Maddy Thimont Jack, a researcher at the Institute for Government in London, said: “The Brady amendment is obviously trying to express a view that the House will approve the deal as long as the prime minister negotiates or is able to address concerns about the backstop, whereas the Cooper amendment is really about MPs trying to take control of the process or timeframe.”
A third amendment gaining cross-party support, drafted by Conservative Caroline Spelman and Labour’s Jack Dromey, would simply block Britain from leaving the EU without a deal.
Tuesday’s votes could make all the difference, or none at all.
The EU insists the backstop can only be abandoned if the UK stays in a customs union with the bloc.
May’s “red lines” – the negotiating points on which she refuses to budge – include a desire to control immigration from the EU, which means the UK cannot remain in its customs union and single market.
The Brady amendment rests on Conservative hopes that a clear statement of intent by MPs will prompt the EU to compromise, but there is no sign it will.
At the weekend, Ireland’s foreign minister, Simon Coveney, stated baldly the backstop simply “isn’t going to change”.
Phinnemore said the Brady plan is in keeping with two years of British discussions that have failed to recognise the European position.
He said: “The EU line seems to be very strong on this: there are very few ways of getting around controls on the movement of goods on the island of Ireland without a customs union and without the regulatory alignment.”
Whether MPs vote for May to renegotiate the backstop or even delay Brexit, this does not solve the UK’s fundamental problem: the lack of a clear consensus.
Phinnemore said there are indications from the EU that if the UK signals its intention to relax its red lines, Brussels will talk.
“They would probably have to shift towards a permanent customs union arrangement for the UK as a whole. It is very difficult to see the EU moving away from the requirements for a backstop.”

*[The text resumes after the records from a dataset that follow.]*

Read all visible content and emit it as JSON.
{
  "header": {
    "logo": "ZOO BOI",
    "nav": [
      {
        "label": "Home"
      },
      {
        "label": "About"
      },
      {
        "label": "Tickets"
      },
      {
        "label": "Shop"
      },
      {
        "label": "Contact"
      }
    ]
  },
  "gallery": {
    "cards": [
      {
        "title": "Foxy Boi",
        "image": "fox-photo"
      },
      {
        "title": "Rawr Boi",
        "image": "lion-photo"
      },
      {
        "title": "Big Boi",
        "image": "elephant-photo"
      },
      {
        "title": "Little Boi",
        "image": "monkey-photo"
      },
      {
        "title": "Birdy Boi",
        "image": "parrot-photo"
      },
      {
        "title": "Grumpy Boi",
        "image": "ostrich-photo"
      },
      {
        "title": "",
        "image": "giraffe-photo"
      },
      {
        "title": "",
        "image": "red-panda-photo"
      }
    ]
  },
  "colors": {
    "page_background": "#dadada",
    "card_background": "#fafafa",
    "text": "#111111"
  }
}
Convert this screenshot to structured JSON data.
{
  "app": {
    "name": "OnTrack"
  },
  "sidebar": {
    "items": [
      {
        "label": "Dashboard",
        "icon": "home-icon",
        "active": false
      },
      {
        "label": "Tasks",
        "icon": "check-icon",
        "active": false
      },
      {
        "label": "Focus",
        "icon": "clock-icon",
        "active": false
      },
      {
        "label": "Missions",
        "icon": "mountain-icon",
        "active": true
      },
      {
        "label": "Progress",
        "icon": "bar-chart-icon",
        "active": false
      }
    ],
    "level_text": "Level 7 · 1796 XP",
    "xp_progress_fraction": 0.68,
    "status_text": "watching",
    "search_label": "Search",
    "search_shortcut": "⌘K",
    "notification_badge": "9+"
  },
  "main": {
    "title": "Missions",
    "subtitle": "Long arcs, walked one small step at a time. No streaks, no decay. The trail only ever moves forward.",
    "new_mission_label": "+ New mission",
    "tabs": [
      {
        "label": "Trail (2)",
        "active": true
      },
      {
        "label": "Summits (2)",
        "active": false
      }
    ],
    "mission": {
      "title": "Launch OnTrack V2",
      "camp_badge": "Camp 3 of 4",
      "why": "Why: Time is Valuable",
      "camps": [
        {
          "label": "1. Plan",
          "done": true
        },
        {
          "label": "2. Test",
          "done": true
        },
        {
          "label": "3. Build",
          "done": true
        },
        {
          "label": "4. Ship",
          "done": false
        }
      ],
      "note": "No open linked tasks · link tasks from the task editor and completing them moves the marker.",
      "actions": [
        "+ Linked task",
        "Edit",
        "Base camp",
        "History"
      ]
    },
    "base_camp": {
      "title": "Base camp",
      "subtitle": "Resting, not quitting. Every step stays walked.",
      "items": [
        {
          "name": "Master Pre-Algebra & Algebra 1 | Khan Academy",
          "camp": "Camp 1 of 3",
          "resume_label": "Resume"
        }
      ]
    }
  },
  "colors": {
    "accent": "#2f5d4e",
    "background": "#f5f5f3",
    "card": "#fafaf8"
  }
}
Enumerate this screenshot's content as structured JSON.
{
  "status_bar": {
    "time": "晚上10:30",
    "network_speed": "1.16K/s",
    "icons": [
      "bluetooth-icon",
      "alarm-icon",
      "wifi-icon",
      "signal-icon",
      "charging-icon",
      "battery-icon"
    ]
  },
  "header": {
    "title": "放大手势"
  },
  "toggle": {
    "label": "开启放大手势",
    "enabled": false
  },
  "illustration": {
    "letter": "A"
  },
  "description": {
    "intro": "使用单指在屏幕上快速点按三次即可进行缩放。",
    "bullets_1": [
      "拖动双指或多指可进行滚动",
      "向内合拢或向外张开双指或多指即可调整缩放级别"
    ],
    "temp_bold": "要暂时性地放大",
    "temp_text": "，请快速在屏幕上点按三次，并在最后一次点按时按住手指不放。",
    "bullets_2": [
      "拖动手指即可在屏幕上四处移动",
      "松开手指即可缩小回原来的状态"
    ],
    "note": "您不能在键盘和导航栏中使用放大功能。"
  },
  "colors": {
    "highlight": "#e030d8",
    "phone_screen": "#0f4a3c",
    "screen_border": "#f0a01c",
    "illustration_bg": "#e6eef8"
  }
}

Simon Bulmer, professor of European Politics at the University of Sheffield, says that above all, Brussels is seeking clarity from what it sees as disarray on the British side.
“Europe is only going to make concessions if it is presented with a clear option and we have got to see whether that emerges in the voting.
“The difficulty is the noise of other proposals that may or may not be successful. There needs to be considerable clarity coming from the UK in order for the EU to consider making changes. I am sceptical.”
There is no guarantee any of the frontrunner amendments will pass.
Pro-Brexit Conservatives are cooling on Brady’s plan, and Labour MPs in constituencies that voted to leave the EU do not trust Cooper’s.
Moreover, Cooper’s amendment would not identify a consensus among MPs to halt a no-deal Brexit.
Bulmer believes an amendment tabled by the Labour chair of the Commons Brexit committee, Hilary Benn, calling for “indicative” votes to gauge support among MPs on a suite of Brexit options, may be a way forward.
“If there was a systematic review of the options to try and smoke out what is feasible as the way forward then the EU would take a more constructive way of looking at things.
“They have been around the houses on this so many times.”